INSTRUCTIONS FOR THE TASK
Scan the entries for lines with the word "window" and copy those lines.

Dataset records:
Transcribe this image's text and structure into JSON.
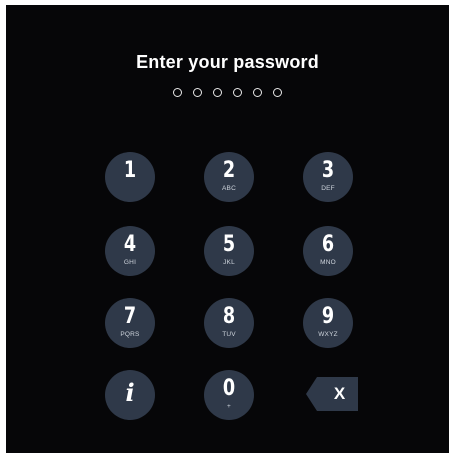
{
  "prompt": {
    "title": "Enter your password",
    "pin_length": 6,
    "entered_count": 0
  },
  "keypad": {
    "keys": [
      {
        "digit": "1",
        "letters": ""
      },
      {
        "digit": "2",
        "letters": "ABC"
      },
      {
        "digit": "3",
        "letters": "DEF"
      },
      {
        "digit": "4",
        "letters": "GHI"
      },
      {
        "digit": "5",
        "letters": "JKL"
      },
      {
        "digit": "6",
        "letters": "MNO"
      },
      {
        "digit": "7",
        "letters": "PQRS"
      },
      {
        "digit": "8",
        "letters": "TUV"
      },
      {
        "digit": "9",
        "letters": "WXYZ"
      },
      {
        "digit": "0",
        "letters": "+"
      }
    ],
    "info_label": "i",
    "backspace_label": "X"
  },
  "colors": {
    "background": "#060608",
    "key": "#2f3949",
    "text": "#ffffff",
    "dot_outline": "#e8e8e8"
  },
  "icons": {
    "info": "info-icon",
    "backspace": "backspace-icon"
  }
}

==

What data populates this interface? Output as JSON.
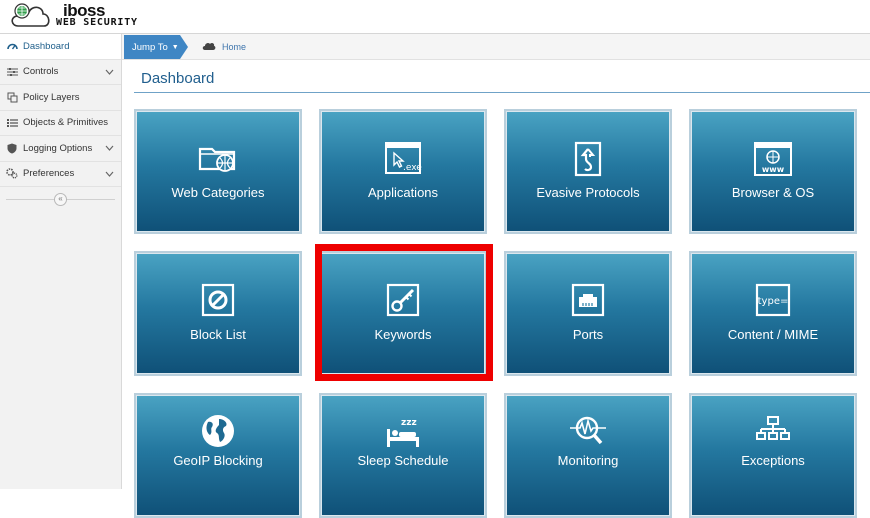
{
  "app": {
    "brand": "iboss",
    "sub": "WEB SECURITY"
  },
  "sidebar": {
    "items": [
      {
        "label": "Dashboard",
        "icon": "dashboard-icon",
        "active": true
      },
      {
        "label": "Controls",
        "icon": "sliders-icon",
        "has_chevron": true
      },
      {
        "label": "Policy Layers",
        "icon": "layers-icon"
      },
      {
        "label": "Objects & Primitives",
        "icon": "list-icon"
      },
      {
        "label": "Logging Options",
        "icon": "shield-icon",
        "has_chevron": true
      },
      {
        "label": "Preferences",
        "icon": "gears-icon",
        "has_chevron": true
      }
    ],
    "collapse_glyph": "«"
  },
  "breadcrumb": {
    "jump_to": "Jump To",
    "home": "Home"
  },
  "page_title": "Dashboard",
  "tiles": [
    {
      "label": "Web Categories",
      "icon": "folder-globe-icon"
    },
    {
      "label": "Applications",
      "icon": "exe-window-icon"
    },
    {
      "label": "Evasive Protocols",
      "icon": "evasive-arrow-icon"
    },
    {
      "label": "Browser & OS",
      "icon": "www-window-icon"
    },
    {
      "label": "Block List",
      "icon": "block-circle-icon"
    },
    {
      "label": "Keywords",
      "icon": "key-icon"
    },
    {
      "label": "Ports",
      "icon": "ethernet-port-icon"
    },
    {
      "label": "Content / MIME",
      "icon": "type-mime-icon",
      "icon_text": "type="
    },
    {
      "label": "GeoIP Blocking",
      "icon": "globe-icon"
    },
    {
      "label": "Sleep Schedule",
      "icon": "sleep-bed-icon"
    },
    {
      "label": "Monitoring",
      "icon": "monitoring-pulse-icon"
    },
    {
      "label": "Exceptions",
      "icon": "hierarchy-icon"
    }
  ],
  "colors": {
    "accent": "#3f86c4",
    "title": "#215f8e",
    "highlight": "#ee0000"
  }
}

SOLUTION BELOW
      "icon": "exe-window-icon"
      "icon": "www-window-icon"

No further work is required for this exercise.